Exam grades will no longer be a factor in promoting military commissioned officers, while reservists will have more flexibility to show up for training according to upcoming changes.
Defence Minister Savvas Angelides has introduced a number of reforms in the military, with some of the measures going into effect next year.
Starting from 1 January 2019, reservists will no longer be required to attend training for long hours. While mandatory training will continue, reservists will be allowed to select the time of the day they wish to attend according to their own schedule, thus limiting the waste of time typically experienced by men who need to take off work an entire day.
The new reform measures also include an ongoing study of a new evaluation system for commissioned officers, aiming to promote the best among the best.
Currently, officers who are up for promotion rely heavily on their exam grades, based on a decades-old system that proved to be inefficient according to proponents of the new plan. But the ministry says promotions should not be based on grades that young cadets managed to get 20 or even 30 years ago.
New building in Strovolos
Other reforms include downsizing a number of administrative functions by merging departments and offices that are redundant. A new building, which will house the defence ministry, is also expected to assist in the effort of cutting down on redundancies as both ministry and National Guard headquarters will be under one roof in Strovolos, Nicosia.
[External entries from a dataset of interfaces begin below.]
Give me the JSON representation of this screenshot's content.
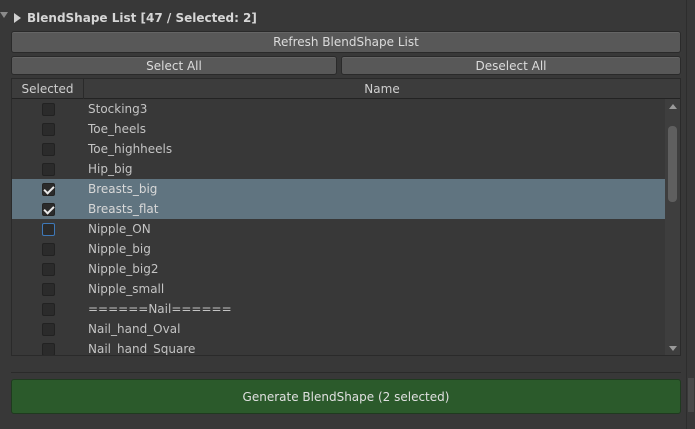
{
  "foldout": {
    "label": "BlendShape List [47 / Selected: 2]"
  },
  "buttons": {
    "refresh": "Refresh BlendShape List",
    "select_all": "Select All",
    "deselect_all": "Deselect All",
    "generate": "Generate BlendShape (2 selected)"
  },
  "table": {
    "headers": {
      "selected": "Selected",
      "name": "Name"
    },
    "rows": [
      {
        "name": "Stocking3",
        "checked": false,
        "highlighted": false,
        "focused": false
      },
      {
        "name": "Toe_heels",
        "checked": false,
        "highlighted": false,
        "focused": false
      },
      {
        "name": "Toe_highheels",
        "checked": false,
        "highlighted": false,
        "focused": false
      },
      {
        "name": "Hip_big",
        "checked": false,
        "highlighted": false,
        "focused": false
      },
      {
        "name": "Breasts_big",
        "checked": true,
        "highlighted": true,
        "focused": false
      },
      {
        "name": "Breasts_flat",
        "checked": true,
        "highlighted": true,
        "focused": false
      },
      {
        "name": "Nipple_ON",
        "checked": false,
        "highlighted": false,
        "focused": true
      },
      {
        "name": "Nipple_big",
        "checked": false,
        "highlighted": false,
        "focused": false
      },
      {
        "name": "Nipple_big2",
        "checked": false,
        "highlighted": false,
        "focused": false
      },
      {
        "name": "Nipple_small",
        "checked": false,
        "highlighted": false,
        "focused": false
      },
      {
        "name": "======Nail======",
        "checked": false,
        "highlighted": false,
        "focused": false
      },
      {
        "name": "Nail_hand_Oval",
        "checked": false,
        "highlighted": false,
        "focused": false
      },
      {
        "name": "Nail_hand_Square",
        "checked": false,
        "highlighted": false,
        "focused": false
      }
    ]
  },
  "colors": {
    "background": "#383838",
    "row_highlight": "#607480",
    "generate_button": "#2b5a2b",
    "checkbox_focus": "#3e78b8"
  }
}
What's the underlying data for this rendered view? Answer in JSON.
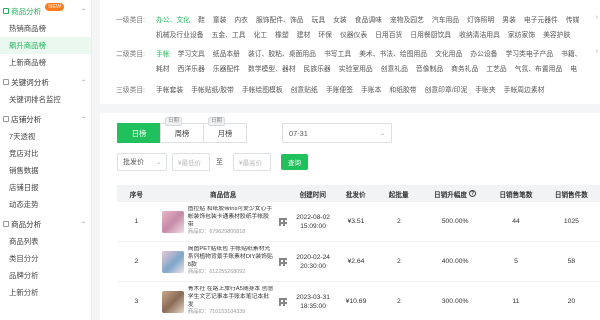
{
  "sidebar": {
    "groups": [
      {
        "title": "商品分析",
        "badge": "NEW",
        "active": true,
        "items": [
          "热销商品榜",
          "飙升商品榜",
          "上新商品榜"
        ],
        "active_item": 1
      },
      {
        "title": "关键词分析",
        "items": [
          "关键词排名监控"
        ]
      },
      {
        "title": "店铺分析",
        "items": [
          "7天透视",
          "竞店对比",
          "销售数据",
          "店铺日报",
          "动态走势"
        ]
      },
      {
        "title": "商品分析",
        "items": [
          "商品列表",
          "类目分分",
          "品牌分析",
          "上新分析"
        ]
      }
    ]
  },
  "filters": {
    "level1": {
      "label": "一级类目:",
      "options": [
        "办公、文化",
        "鞋",
        "童装",
        "内衣",
        "服饰配件、饰品",
        "玩具",
        "女装",
        "食品调味",
        "宠物及园艺",
        "汽车用品",
        "灯饰照明",
        "男装",
        "电子元器件",
        "传媒",
        "机械及行业设备",
        "五金、工具",
        "化工",
        "橡塑",
        "建材",
        "环保",
        "仪器仪表",
        "日用百货",
        "日用餐厨饮具",
        "收纳清洁用具",
        "家纺家饰",
        "美容护肤"
      ],
      "active": 0
    },
    "level2": {
      "label": "二级类目:",
      "options": [
        "手帐",
        "学习文具",
        "纸品本册",
        "装订、胶粘、桌面用品",
        "书写工具",
        "美术、书法、绘图用品",
        "文化用品",
        "办公设备",
        "学习类电子产品",
        "书籍、",
        "耗材",
        "西洋乐器",
        "乐器配件",
        "数学模型、器材",
        "民族乐器",
        "实验室用品",
        "创意礼品",
        "音像制品",
        "商务礼品",
        "工艺品",
        "气氛、布置用品",
        "电"
      ],
      "active": 0
    },
    "level3": {
      "label": "三级类目:",
      "options": [
        "手帐套装",
        "手帐贴纸/胶带",
        "手帐绘图模板",
        "创意贴纸",
        "手账便签",
        "手账本",
        "和纸胶带",
        "创意印章/印泥",
        "手账夹",
        "手帐周边素材"
      ],
      "active": -1
    }
  },
  "toolbar": {
    "tabs": [
      {
        "label": "日榜",
        "tag": ""
      },
      {
        "label": "周榜",
        "tag": "日期"
      },
      {
        "label": "月榜",
        "tag": "日期"
      }
    ],
    "date_value": "07-31",
    "price_select": "批发价",
    "price_min_placeholder": "¥最低价",
    "price_max_placeholder": "¥最高价",
    "price_sep": "至",
    "query_label": "查询"
  },
  "table": {
    "headers": [
      "序号",
      "商品信息",
      "创建时间",
      "批发价",
      "起批量",
      "日销升幅度",
      "日销售笔数",
      "日销售件数"
    ],
    "rows": [
      {
        "idx": "1",
        "title": "图拉贴 和纸胶带ins可爱少女心手帐装饰包装卡通素材胶纸手帐胶带",
        "id": "商品ID：679629800818",
        "date": "2022-08-02",
        "time": "15:09:00",
        "price": "¥3.51",
        "qty": "2",
        "rate": "500.00%",
        "orders": "44",
        "pieces": "1025"
      },
      {
        "idx": "2",
        "title": "简图PET贴纸包 手帐贴纸素材光系列植物背景手账素材DIY装饰贴 8款",
        "id": "商品ID：612255268092",
        "date": "2020-02-24",
        "time": "20:30:00",
        "price": "¥2.64",
        "qty": "2",
        "rate": "400.00%",
        "orders": "5",
        "pieces": "58"
      },
      {
        "idx": "3",
        "title": "青木社 在路上旅行A5随身本 创意学生文艺记事本手账本笔记本批发",
        "id": "商品ID：710153104339",
        "date": "2023-03-31",
        "time": "18:35:00",
        "price": "¥10.69",
        "qty": "2",
        "rate": "300.00%",
        "orders": "11",
        "pieces": "20"
      }
    ]
  },
  "colors": {
    "accent": "#20c05c",
    "badge": "#ff7a1a"
  }
}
A number of specialist positions will also be given out to professional experts. According to daily Phileleftheros, 18 positions have been identified under this measure, expected to free up time for officers who currently carry a dual burden.
Other reforms include downsizing a number of administrative functions by merging departments and offices that are redundant
The defence budget has also got a €45 million increase for defence systems during the year 2019, bringing the total budget for defence to €122 million. Close to €52 million has been earmarked for the purchase and maintenance of defence weapon systems.
But the budget also comes with a caveat, as retired state auditor recently spoke of money waste.
Former senior state auditor Andreas Hasapopoulos had warned that the prices alone of Augusta helicopters were inflated by €6 million, suggesting wrongdoing and kickbacks were involved in the overall deal.
Hasapopoulos alleged that former Auditor General Chrystalla Georghadji, who is today the Governor of the Central Bank, withheld details from the House defence committee and did not disclose pertinent information that could have affected the approval of the purchase.
Back in the summer, the retired auditor had written on Facebook that the ministry was moving ahead with a €17 million purchase of a specific weapons system, saying the amount would included €5 million in kickbacks.
The minsitry has denied the allegations, saying a probe showed that everything was done legally.
Angelides said the ministry and the leadership of the National Guard are working together and systematically towards reforms which include a defence weapons programme based on a restructuring plan to be implemented on a 15-year timeline.